Fort-de-France Port
Port City - As soon as you depart the ferry in the port city of Fort-de-France there are a wide range of attractions to visit. A few must-sees are the; Schoelcher Library (designed by Henri Picq and shipped in pieces from France in 1893); the Covered Market which is full of vendors selling unusual tropical produce, local handicrafts, and plenty of souvenirs; including La Savane, the city's lush 12.5-acre park; and the statue of Napoleon's Empress Josephine, which was vandalized in 1991, leaving her eerily headless with one hand chopped off and red paint streaks representing blood around her neck.
 
Fort-de-France, Martinique
Fort St Louis
Fort Saint Louis - Originally built in 1638 and named Fort Royal and subsequently Fort de la Republique, Fort Saint Louis is a seaside fortress that protects access to the bay of Fort-de-France. The fort saw action in 1674 and 1759 and successfully repelled the attacks in both of those battles, but in 1762 the fort fell to the English and was mostly destroyed. Today part of Fort Saint Louis is still an active Naval Base and the other part is a tourist attraction that is open to the public and offers tours.Tickets can be purchased at one of the kiosks in the La Savane Park near the fort.
 
Fort-de-France, Martinique
Getting Here
Getting to Martinique - There are several ways to get to Martinique, with the most popular being via ferry, cruise ship or airplane. This monkey took the Express des lles ferry from Dominica (which can also go to St Lucia and Guadeloupe). It is the best and least expensive way to see a lot of islands in one trip. Cruise ships that visit the island include Costa, Holland America, Carnival, Royal Caribbean, ASC, and a few others. The cruises are seasonal, with the peak season from November to March of each year. And finally, Martinique is served by several major airlines including American or you can hop on a puddle jumper from any nearby island.
 
Fort-de-France, Martinique
Churches
Churches of Fort-de-France - After visiting the most famous cathedral of Fort-de-Franc, St Louis Cathedral, there are a number of others to visit. Among the best of her Euro-style attractions - the Sacre-Coeur de la Balata. If you've ever been to Paris, you may recognize it as a miniature version of the Basilica of the Sacred Heart of Paris, or Basilica Montmartre. Construction on that more famous minor basilica started in 1875, though it wasn't completed until 1915.
 
Fort-de-France, Martinique
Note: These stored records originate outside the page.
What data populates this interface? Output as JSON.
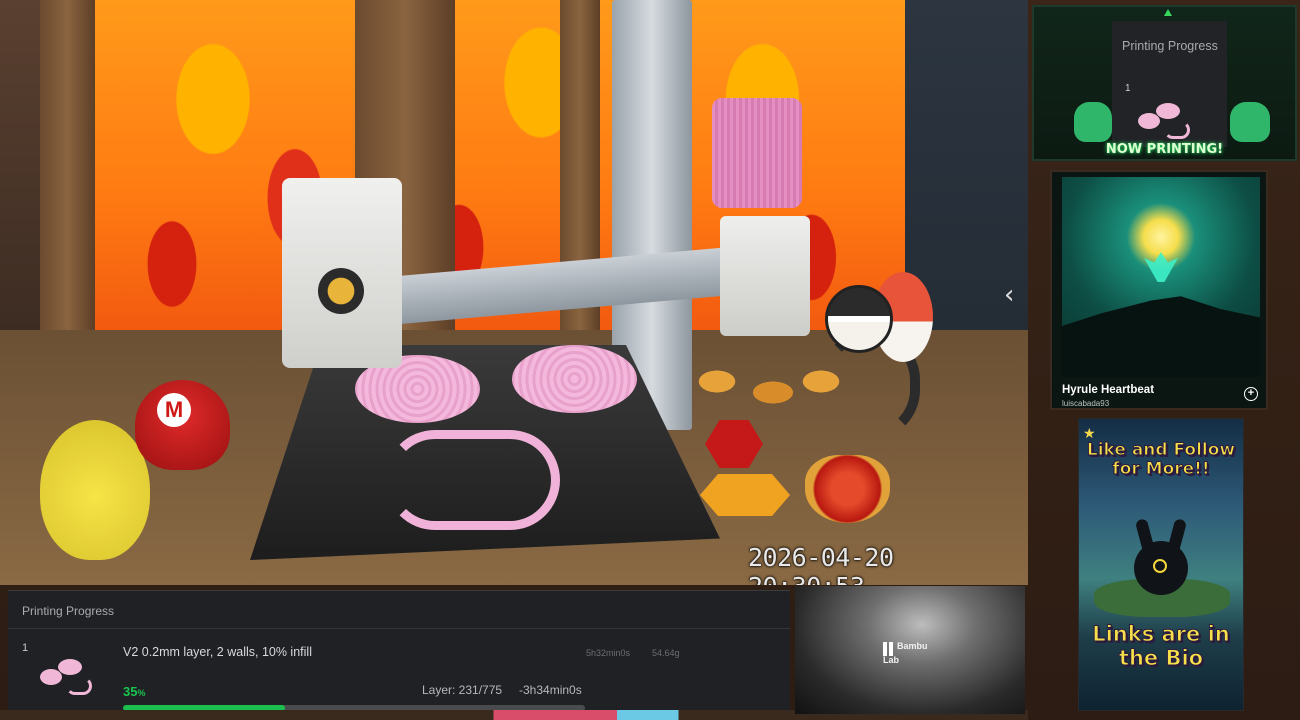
{
  "camera": {
    "timestamp": "2026-04-20 20:30:53"
  },
  "progress": {
    "header": "Printing Progress",
    "plate_number": "1",
    "job_description": "V2 0.2mm layer, 2 walls, 10% infill",
    "total_time": "5h32min0s",
    "filament_weight": "54.64g",
    "percent_value": "35",
    "percent_unit": "%",
    "progress_fraction": 0.35,
    "layer_text": "Layer: 231/775",
    "remaining": "-3h34min0s",
    "accent_color": "#1bbf4e"
  },
  "secondary_camera": {
    "brand": "Bambu Lab"
  },
  "mini_widget": {
    "title": "Printing Progress",
    "plate_number": "1",
    "banner": "NOW PRINTING!"
  },
  "now_playing": {
    "title": "Hyrule Heartbeat",
    "artist": "luiscabada93",
    "add_icon": "plus-circle-icon"
  },
  "promo": {
    "top_text": "Like and Follow for More!!",
    "bottom_text": "Links are in the Bio"
  },
  "nav": {
    "prev_icon": "chevron-left-icon"
  }
}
Museum of Archaeology and Prehistory
Archaeology Museum - The Pre-Columbian Archaeology and Prehistory Museum of Martinique is located in the heart of Fort-de-France in a "modern" 19th century three story former military supply building. The collection contains over 2,000 pieces found in the excavations that have taken place on the island since the year 4000 BC until the arrival of the first settlers. There are pottery exhibits, wicker basket displays and a scale model representation of primitive housing (to name a few). The aim of the museum is to make the "first peoples" of the West Indies, global knowledge to as many people that pass through the museum.
 
Fort-de-France, Martinique
St Louis Cathedral
St Louis Cathedral - Considered the religious centerpiece of Martinique, the current St Louis Cathedral is the 7th incarnation of a church built on this spot. The original was completed in 1657, then it and the next five structures were all destroyed by either fire, hurricanes or earthquakes. Of course they were all built using wood and the St Louis Cathedral of today (built in 1895) has an iron framework. The Cathedrals biggest claim to fame is that it was designed by Gustave Eiffel, the designer of the Eiffel Tower in Paris. A top-to-bottom renovation was completed in 1978 and it is a great place to stop during your visit.